[Collection entries]
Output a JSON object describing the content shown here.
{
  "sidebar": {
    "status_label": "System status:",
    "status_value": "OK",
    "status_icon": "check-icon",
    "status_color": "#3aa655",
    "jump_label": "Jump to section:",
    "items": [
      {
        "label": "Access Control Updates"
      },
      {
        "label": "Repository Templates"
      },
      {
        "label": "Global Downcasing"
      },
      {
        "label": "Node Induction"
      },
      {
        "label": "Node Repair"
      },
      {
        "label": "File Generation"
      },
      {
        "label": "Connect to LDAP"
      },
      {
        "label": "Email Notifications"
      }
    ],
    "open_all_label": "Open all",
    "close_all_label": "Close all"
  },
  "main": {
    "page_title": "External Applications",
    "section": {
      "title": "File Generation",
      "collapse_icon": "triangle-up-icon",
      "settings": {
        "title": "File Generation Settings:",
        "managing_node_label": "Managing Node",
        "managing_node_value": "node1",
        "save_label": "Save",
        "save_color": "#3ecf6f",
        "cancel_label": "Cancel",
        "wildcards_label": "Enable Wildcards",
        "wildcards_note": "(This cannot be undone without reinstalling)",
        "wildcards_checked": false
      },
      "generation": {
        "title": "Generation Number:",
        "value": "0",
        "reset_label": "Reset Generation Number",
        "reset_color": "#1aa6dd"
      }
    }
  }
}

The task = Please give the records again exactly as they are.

Task answer =
Output a JSON object describing the content shown here.
{
  "sidebar": {
    "status_label": "System status:",
    "status_value": "OK",
    "status_icon": "check-icon",
    "status_color": "#3aa655",
    "jump_label": "Jump to section:",
    "items": [
      {
        "label": "Access Control Updates"
      },
      {
        "label": "Repository Templates"
      },
      {
        "label": "Global Downcasing"
      },
      {
        "label": "Node Induction"
      },
      {
        "label": "Node Repair"
      },
      {
        "label": "File Generation"
      },
      {
        "label": "Connect to LDAP"
      },
      {
        "label": "Email Notifications"
      }
    ],
    "open_all_label": "Open all",
    "close_all_label": "Close all"
  },
  "main": {
    "page_title": "External Applications",
    "section": {
      "title": "File Generation",
      "collapse_icon": "triangle-up-icon",
      "settings": {
        "title": "File Generation Settings:",
        "managing_node_label": "Managing Node",
        "managing_node_value": "node1",
        "save_label": "Save",
        "save_color": "#3ecf6f",
        "cancel_label": "Cancel",
        "wildcards_label": "Enable Wildcards",
        "wildcards_note": "(This cannot be undone without reinstalling)",
        "wildcards_checked": false
      },
      "generation": {
        "title": "Generation Number:",
        "value": "0",
        "reset_label": "Reset Generation Number",
        "reset_color": "#1aa6dd"
      }
    }
  }
}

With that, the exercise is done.